• **Aim of the exercise**: Tally the lines of the records that contain the string "untitled", then give the total and nothing more.

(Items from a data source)

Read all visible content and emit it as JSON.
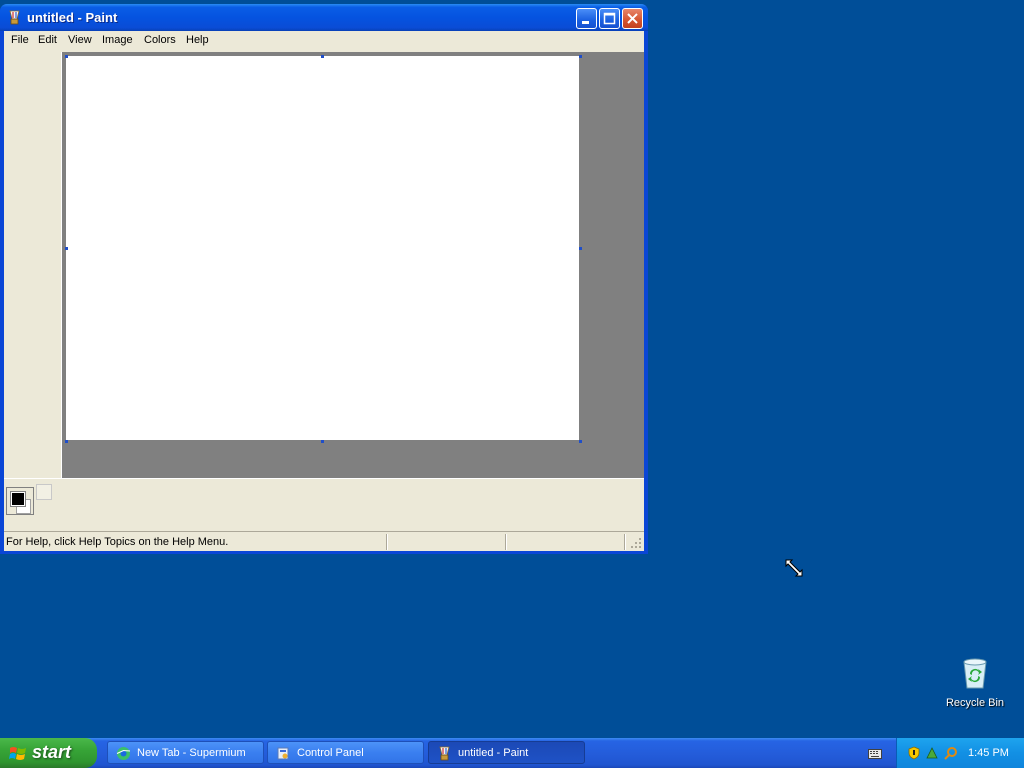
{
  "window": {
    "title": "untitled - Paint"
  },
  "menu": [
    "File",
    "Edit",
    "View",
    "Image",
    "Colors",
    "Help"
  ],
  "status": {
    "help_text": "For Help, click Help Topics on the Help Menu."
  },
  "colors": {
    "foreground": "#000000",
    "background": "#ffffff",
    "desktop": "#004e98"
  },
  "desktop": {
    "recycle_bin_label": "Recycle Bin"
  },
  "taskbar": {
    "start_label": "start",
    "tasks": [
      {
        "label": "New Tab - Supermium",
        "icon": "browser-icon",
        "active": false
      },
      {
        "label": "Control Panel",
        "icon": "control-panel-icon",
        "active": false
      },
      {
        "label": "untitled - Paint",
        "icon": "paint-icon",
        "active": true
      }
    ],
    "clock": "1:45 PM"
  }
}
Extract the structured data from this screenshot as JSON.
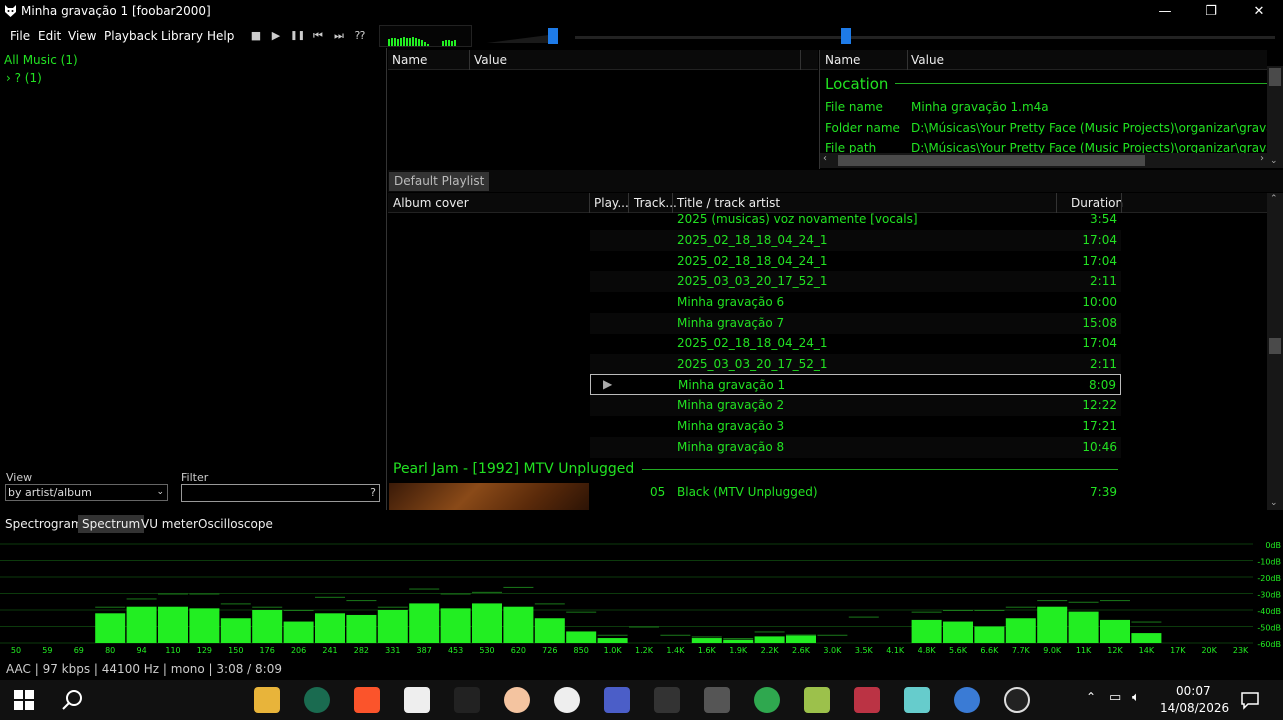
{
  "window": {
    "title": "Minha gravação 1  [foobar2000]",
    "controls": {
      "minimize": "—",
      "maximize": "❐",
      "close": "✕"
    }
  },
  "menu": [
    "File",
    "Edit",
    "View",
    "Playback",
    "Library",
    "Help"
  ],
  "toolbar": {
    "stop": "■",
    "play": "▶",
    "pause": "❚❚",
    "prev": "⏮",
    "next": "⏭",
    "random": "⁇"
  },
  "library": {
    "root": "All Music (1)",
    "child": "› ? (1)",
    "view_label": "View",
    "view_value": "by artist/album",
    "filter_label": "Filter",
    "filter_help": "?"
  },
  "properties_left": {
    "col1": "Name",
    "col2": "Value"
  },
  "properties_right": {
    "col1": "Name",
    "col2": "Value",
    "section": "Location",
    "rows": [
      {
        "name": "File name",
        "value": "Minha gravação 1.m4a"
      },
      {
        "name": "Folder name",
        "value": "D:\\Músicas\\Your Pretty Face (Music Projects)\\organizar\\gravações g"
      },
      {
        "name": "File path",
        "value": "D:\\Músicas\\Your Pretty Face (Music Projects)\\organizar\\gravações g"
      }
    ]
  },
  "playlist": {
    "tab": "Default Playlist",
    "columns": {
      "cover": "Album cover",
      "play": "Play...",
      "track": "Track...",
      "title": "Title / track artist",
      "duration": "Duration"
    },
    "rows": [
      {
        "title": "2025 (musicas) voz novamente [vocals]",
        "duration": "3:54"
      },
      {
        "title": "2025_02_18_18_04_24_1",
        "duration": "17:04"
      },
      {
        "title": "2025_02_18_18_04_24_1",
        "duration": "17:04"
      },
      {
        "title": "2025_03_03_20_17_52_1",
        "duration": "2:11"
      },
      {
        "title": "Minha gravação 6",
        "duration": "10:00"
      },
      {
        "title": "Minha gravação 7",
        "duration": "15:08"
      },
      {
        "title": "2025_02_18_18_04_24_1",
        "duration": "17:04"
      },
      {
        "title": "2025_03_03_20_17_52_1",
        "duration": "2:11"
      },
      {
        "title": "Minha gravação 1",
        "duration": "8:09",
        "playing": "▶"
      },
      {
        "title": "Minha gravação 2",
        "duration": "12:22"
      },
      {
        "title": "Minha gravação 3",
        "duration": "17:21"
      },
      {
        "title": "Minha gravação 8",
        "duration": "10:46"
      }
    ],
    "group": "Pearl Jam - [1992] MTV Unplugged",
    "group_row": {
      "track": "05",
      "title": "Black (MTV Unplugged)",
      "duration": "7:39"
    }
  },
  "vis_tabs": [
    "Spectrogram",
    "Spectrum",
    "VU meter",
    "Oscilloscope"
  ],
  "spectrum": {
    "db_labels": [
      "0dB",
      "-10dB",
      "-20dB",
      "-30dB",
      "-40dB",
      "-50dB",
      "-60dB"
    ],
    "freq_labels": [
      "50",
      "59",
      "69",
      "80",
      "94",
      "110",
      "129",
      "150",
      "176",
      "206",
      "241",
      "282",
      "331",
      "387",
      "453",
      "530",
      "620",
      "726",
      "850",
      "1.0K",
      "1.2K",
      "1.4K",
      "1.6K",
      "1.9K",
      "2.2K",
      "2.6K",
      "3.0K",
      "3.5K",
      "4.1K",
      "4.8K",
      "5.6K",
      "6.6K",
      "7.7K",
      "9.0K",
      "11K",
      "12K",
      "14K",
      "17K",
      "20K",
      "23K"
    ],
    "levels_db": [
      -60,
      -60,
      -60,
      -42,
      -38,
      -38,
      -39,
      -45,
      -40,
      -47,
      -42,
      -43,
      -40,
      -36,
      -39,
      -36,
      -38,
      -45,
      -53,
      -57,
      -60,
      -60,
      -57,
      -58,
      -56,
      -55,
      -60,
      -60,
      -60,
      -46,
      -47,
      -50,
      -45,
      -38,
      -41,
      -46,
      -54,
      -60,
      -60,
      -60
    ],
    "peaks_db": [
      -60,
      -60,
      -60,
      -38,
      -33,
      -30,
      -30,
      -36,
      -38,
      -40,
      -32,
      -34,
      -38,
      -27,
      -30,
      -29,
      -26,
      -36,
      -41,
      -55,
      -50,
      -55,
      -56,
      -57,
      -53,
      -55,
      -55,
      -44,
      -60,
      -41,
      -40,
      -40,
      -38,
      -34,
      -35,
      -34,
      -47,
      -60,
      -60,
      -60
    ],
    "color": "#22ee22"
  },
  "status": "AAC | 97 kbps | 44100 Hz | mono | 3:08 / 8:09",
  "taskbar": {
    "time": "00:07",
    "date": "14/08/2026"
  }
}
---
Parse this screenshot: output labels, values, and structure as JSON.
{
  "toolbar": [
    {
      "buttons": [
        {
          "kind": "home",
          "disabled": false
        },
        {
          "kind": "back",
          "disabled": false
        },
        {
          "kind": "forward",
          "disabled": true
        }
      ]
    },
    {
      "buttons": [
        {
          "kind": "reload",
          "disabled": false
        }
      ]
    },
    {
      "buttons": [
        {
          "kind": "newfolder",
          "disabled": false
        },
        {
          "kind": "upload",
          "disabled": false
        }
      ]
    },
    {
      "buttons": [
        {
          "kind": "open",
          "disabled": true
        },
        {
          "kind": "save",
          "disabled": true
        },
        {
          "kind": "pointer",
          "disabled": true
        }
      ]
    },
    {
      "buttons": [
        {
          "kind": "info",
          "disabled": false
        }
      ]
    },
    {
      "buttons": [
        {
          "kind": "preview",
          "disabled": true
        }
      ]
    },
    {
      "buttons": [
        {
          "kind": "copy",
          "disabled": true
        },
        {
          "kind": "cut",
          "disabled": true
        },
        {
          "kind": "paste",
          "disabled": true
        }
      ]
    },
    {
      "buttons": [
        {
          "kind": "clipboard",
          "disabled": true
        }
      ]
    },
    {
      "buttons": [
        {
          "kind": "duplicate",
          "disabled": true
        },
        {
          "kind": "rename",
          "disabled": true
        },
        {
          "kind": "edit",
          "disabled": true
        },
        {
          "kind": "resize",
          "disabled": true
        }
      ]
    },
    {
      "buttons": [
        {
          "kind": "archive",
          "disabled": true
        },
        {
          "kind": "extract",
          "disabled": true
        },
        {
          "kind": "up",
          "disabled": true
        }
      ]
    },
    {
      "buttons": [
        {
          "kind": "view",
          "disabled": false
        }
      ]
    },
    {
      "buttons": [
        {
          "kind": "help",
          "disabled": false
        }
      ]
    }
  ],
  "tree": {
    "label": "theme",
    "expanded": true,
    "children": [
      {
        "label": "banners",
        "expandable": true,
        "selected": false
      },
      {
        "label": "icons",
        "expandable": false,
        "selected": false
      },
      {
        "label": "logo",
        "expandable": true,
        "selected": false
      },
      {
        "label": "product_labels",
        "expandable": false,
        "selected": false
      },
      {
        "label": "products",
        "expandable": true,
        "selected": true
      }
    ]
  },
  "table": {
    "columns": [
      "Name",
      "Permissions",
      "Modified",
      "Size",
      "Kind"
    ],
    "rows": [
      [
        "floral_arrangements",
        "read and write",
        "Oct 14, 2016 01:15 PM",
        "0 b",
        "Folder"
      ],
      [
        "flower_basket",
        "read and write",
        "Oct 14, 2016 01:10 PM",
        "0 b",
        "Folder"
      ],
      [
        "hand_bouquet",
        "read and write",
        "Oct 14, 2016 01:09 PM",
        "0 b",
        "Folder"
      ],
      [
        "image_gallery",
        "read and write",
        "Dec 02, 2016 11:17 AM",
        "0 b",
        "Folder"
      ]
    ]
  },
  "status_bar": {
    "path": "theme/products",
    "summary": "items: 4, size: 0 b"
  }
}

• **Completed exercise**: 2